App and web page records

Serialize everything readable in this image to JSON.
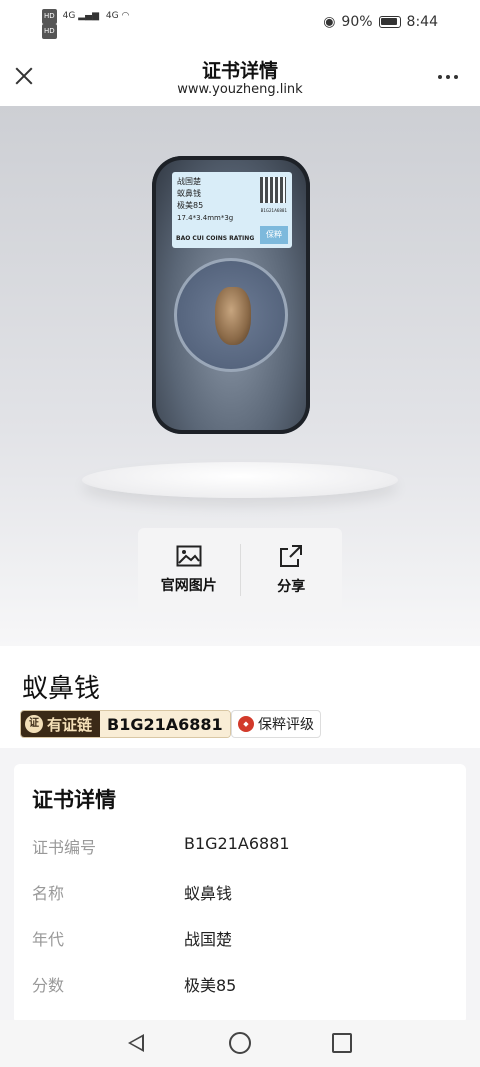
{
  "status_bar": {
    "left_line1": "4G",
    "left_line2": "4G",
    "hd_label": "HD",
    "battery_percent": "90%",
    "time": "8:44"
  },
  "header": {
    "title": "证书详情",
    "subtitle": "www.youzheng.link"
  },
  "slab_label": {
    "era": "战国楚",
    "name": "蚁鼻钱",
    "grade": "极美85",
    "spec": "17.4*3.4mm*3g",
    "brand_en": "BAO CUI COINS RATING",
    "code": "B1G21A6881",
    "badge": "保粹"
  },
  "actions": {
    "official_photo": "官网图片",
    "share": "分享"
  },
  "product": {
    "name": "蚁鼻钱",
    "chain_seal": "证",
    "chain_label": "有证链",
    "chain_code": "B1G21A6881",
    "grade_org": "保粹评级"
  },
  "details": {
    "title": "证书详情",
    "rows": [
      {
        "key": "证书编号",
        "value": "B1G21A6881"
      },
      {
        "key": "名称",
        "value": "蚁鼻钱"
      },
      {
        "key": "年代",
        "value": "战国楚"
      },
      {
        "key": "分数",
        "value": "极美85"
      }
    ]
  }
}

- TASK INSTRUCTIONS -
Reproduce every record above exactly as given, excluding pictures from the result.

- TASK OUTPUT -
Serialize everything readable in this image to JSON.
{
  "status_bar": {
    "left_line1": "4G",
    "left_line2": "4G",
    "hd_label": "HD",
    "battery_percent": "90%",
    "time": "8:44"
  },
  "header": {
    "title": "证书详情",
    "subtitle": "www.youzheng.link"
  },
  "slab_label": {
    "era": "战国楚",
    "name": "蚁鼻钱",
    "grade": "极美85",
    "spec": "17.4*3.4mm*3g",
    "brand_en": "BAO CUI COINS RATING",
    "code": "B1G21A6881",
    "badge": "保粹"
  },
  "actions": {
    "official_photo": "官网图片",
    "share": "分享"
  },
  "product": {
    "name": "蚁鼻钱",
    "chain_seal": "证",
    "chain_label": "有证链",
    "chain_code": "B1G21A6881",
    "grade_org": "保粹评级"
  },
  "details": {
    "title": "证书详情",
    "rows": [
      {
        "key": "证书编号",
        "value": "B1G21A6881"
      },
      {
        "key": "名称",
        "value": "蚁鼻钱"
      },
      {
        "key": "年代",
        "value": "战国楚"
      },
      {
        "key": "分数",
        "value": "极美85"
      }
    ]
  }
}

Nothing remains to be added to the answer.